The first line of argument is easy to deal with. Of course it's true that many of the best known leftwing figures historically came from fairly privileged backgrounds. Indeed there's a good case for regarding one of the fathers of modern socialism – the factory-owning, high-living, Friedrich Engels – as, in some ways, the archetypal champagne socialist. It's clearly ridiculous, though, to argue that leftwing political convictions are to be found only among the well-off. To the extent that a disproportionate number of influential figures on the left have come from better-off backgrounds, this state of affairs is easily explicable in terms of structural social inequalities. Those with educational advantages and other privileges in terms of "cultural capital" for example are more likely to flourish than those without – in whatever particular pursuit they seek to succeed.

Here's a group of people with significant material advantages – and yet they call for the reduction or elimination of these advantages in society as a whole. Perhaps this is why those on the right despise chardonnay socialists so much.

For every chardonnay socialist I will show you a Tory "man of the People", Gritty, down to earth"... unfortunately no one has come up with suitable phrase, Beer swilling Tory just doesn't do it..as I swill as much beer as Chardonnay by your definition I must be a Centrist.

Lord Egbut Nobacon

The Veteran said...

Egbut ... thank you for your response ... a thoughtful one indeed although you didn't comment on the arrogant Hillary bit. Some would argue that the so called 'Blue Rinse' Brigade is the Tory equivalent of the Chardonnay Socialist. Not sure about that. What you need to know is that I really despise extremism of both the Right and the Left. I think my politics tutor had it about right when he said that there is little difference between the extreme right and the extreme left ... they are joined at the hip, both are intolerant of dissenting views, both would seek to eliminate the opposition (by force) given half the chance.

There are good people in all parties. My Dad was Labour through and through.
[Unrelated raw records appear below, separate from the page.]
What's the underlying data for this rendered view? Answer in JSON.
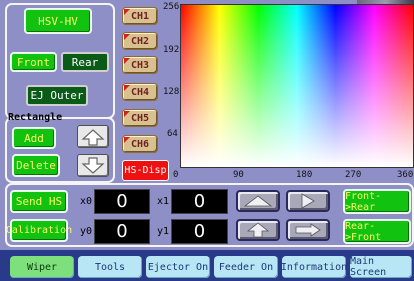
{
  "mode_button": "HSV-HV",
  "front_button": "Front",
  "rear_button": "Rear",
  "ej_outer_button": "EJ Outer",
  "rectangle": {
    "label": "Rectangle",
    "add": "Add",
    "delete": "Delete"
  },
  "channels": [
    "CH1",
    "CH2",
    "CH3",
    "CH4",
    "CH5",
    "CH6"
  ],
  "hs_disp_button": "HS-Disp",
  "plot": {
    "y_ticks": [
      "256",
      "192",
      "128",
      "64",
      "0"
    ],
    "x_ticks": [
      "90",
      "180",
      "270",
      "360"
    ]
  },
  "controls": {
    "send_hs": "Send HS",
    "calibration": "Calibration",
    "x0_label": "x0",
    "y0_label": "y0",
    "x1_label": "x1",
    "y1_label": "y1",
    "x0": "0",
    "y0": "0",
    "x1": "0",
    "y1": "0",
    "front_rear": "Front->Rear",
    "rear_front": "Rear->Front"
  },
  "tabs": [
    "Wiper",
    "Tools",
    "Ejector On",
    "Feeder On",
    "Information",
    "Main Screen"
  ],
  "colors": {
    "background": "#8f8fc8",
    "green_button": "#11c211",
    "dark_green_button": "#0a5b18",
    "hs_disp": "#ee1111",
    "tab": "#b8e6f4"
  }
}
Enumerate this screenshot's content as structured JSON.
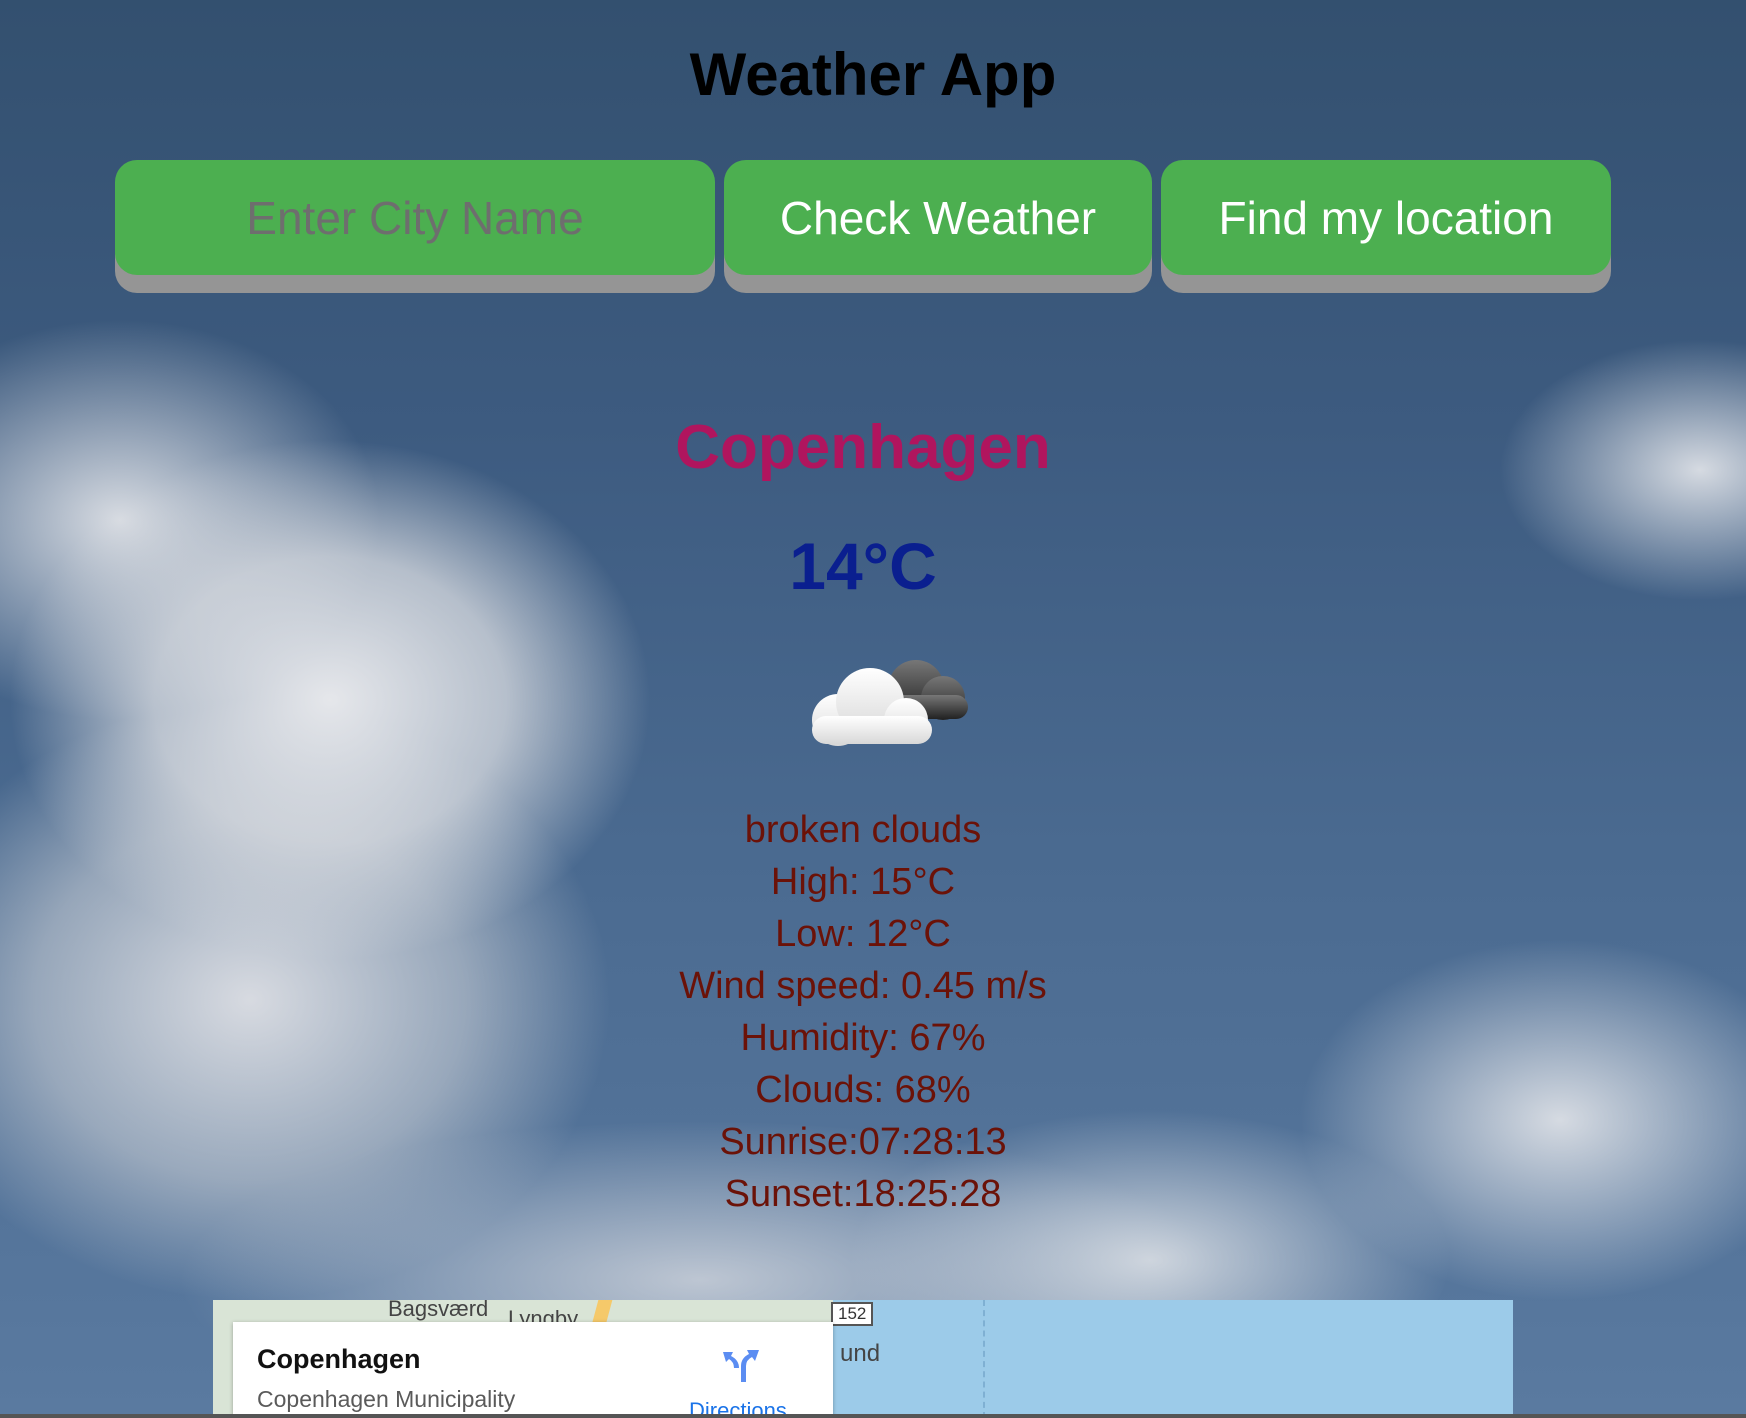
{
  "app": {
    "title": "Weather App"
  },
  "controls": {
    "city_placeholder": "Enter City Name",
    "check_label": "Check Weather",
    "locate_label": "Find my location",
    "button_color": "#4caf50"
  },
  "weather": {
    "city": "Copenhagen",
    "temperature": "14°C",
    "icon": "broken-clouds-icon",
    "description": "broken clouds",
    "high": "High: 15°C",
    "low": "Low: 12°C",
    "wind": "Wind speed: 0.45 m/s",
    "humidity": "Humidity: 67%",
    "clouds": "Clouds: 68%",
    "sunrise": "Sunrise:07:28:13",
    "sunset": "Sunset:18:25:28",
    "city_color": "#b0155e",
    "temperature_color": "#0a1f8f",
    "details_color": "#6b1208"
  },
  "map": {
    "labels": {
      "bagsvaerd": "Bagsværd",
      "lyngby": "Lyngby",
      "und": "und",
      "road": "152"
    },
    "card": {
      "title": "Copenhagen",
      "subtitle": "Copenhagen Municipality",
      "directions": "Directions"
    }
  }
}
He tramped the streets for Labour come election time ... a good and decent man who, during the depression, gave away half his salary to help feed those in need. Mum was closet Tory. My sister tells the story that every election Dad would say 'Lilian, you voted the right way didn't you'. She would smile sweetly and say 'of course'.

Centrist by definition = floating voter. They are the really important ones who determine the election outcome.